The 27-year-old Scot, who presented an irrefutable case by finishing fourth at October’s world championships in Doha, was the only runner given an advance guarantee when selectors met, becoming the first UK athlete to secure his spot on the starting line at the Games.
It is a security which will allow the Scot to preserve his energies rather than troubling himself with the distraction of competing at April’s official trial at the London Marathon. Instead, he will head overseas for training camps and pick a couple of half-marathons to test himself.
Hawkns said: “We’re firming up the race plan at the moment but one of the half marathons could be over in Japan, although not at the Olympic venue.”
It will be a precise strategy, overseen by his father and coach Robert, which will maximise Hawkins’ chances of hitting the streets of Sapporo on August 8 in prime form as he bids to improve on his ninth place at Rio 2016.
He will face a field which is expected to be headed by reigning champion and world record holder, Eliud Kipchoge of Kenya.
“I feel I’ve progressed a lot in the past five years and been to major championships,” added Hawkins. “But I’m not in any doubt that the level of competition in Japan will be even tougher than Doha.
“That’s just the way I feel because I’m sure the very fact it is the Olympics will motivate people even more and there will be greater depth to the top 10 or the top 20 or whatever. Making the top 10 again will be really tough and the conditions could be difficult, too, even though they’ve moved it.”
The race is set to be held in Sapporo in the cooler north of Japan, rather than Tokyo.
Hawkins went on: “I won’t have any fear, though. I will go out there feeling no pressure and, assuming everything has gone well in the build-up, I will really go for it. With a marathon, it comes down to how you cope and how you feel on the day.”

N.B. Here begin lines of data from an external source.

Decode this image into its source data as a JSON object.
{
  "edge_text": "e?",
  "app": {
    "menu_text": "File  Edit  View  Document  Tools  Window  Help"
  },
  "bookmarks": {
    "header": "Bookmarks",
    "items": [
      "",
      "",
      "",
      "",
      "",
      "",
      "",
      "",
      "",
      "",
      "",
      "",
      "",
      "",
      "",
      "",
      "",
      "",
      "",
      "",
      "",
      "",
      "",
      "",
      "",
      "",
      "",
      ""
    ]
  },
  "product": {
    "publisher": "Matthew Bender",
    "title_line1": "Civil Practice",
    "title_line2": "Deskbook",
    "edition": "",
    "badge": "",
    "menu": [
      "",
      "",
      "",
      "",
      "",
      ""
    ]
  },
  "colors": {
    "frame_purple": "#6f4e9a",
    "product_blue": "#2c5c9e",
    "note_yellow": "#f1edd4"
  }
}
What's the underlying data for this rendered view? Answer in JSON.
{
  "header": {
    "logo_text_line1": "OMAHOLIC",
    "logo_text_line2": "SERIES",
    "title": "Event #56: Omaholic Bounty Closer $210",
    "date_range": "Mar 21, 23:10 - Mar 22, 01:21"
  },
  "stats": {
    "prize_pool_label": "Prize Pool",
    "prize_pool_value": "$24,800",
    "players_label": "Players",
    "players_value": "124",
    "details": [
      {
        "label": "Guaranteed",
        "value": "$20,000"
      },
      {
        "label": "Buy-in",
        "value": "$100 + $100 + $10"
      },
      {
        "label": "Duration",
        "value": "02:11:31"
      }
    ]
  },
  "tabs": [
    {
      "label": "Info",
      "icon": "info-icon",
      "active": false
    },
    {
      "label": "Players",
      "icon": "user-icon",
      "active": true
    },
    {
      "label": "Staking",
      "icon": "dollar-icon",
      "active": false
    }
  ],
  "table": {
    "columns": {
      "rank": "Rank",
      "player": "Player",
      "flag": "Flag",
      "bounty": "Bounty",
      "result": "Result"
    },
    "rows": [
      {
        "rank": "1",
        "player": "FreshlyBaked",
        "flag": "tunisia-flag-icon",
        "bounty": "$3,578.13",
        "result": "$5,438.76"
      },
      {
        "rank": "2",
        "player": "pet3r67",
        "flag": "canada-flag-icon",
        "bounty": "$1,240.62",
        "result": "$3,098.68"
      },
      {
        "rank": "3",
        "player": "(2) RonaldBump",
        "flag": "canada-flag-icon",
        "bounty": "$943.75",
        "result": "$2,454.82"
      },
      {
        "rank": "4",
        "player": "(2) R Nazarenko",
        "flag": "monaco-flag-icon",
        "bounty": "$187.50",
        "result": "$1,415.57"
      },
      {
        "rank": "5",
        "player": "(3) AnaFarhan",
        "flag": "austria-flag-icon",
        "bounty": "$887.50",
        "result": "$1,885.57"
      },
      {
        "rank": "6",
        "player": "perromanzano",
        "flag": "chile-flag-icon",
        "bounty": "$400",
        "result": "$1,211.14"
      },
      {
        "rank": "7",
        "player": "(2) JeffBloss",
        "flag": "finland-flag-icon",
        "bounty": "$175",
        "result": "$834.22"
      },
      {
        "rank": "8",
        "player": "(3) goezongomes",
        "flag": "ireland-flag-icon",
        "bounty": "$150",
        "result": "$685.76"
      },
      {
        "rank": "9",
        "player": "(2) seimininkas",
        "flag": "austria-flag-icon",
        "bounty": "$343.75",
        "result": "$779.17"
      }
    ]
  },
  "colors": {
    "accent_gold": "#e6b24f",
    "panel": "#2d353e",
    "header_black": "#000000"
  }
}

His elder brother Derek is primed to target his own second Olympic appearance after rebounding from a series of injuries to run 2:12.49 in his first marathon for three years in Frankfurt six weeks ago. And Callum believes his sibling can lower his time and cement another joint assault.
“The Olympic standard for British Athletics is 2:11.30 and I think he is capable of that,” he said. “He ran a personal best in Frankfurt and I think he had a bit more to come that day. So we will see how that goes with him and a couple of other Brits come London.
“I’d love him to be there. We were both selected for Rio in 2016 but at that time he had a real struggle with injury in the last few months and it was all about just making the start line. It would be a nice achievement for two brothers to make it twice to the Olympics in the marathon.”
Steph Twell missed out on pre-selection despite recently capturing the Scottish women’s record in Frankfurt.
Instead team chiefs – faced with the dilemma of choosing two from a trio including Jess Piasecki and Charlotte Purdue – opted to make all of their female hopefuls fight for the three available places via the London Marathon.
However Twell may opt to miss the trial and take her chances on being granted a discretionary spot with the qualifying time of 2:29.30 already accomplished.